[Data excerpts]

------

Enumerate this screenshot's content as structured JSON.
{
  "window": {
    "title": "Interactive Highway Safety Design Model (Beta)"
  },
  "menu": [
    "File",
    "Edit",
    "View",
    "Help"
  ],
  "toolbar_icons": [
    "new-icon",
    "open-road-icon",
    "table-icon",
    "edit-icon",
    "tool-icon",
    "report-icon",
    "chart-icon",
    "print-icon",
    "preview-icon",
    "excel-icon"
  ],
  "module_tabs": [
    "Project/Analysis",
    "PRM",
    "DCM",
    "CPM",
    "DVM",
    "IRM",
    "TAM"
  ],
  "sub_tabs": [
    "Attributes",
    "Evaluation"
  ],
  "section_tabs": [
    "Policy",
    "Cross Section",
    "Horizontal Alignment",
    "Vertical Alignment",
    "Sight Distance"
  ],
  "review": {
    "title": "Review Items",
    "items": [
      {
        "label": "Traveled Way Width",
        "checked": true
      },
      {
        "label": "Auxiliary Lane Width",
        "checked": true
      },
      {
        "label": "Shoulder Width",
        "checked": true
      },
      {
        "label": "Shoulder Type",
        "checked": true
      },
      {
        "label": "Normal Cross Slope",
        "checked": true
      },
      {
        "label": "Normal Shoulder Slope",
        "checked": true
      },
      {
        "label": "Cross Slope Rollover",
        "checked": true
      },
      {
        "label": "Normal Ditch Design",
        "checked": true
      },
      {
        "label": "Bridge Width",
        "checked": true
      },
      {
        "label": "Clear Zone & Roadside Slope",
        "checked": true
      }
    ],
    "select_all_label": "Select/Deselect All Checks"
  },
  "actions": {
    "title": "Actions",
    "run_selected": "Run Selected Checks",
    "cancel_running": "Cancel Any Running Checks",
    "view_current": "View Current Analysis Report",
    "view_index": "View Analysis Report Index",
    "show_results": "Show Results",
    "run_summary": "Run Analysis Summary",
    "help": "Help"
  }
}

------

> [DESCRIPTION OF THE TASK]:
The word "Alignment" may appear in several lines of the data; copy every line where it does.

> [SOLUTION BELOW]:
    "Horizontal Alignment",
    "Vertical Alignment",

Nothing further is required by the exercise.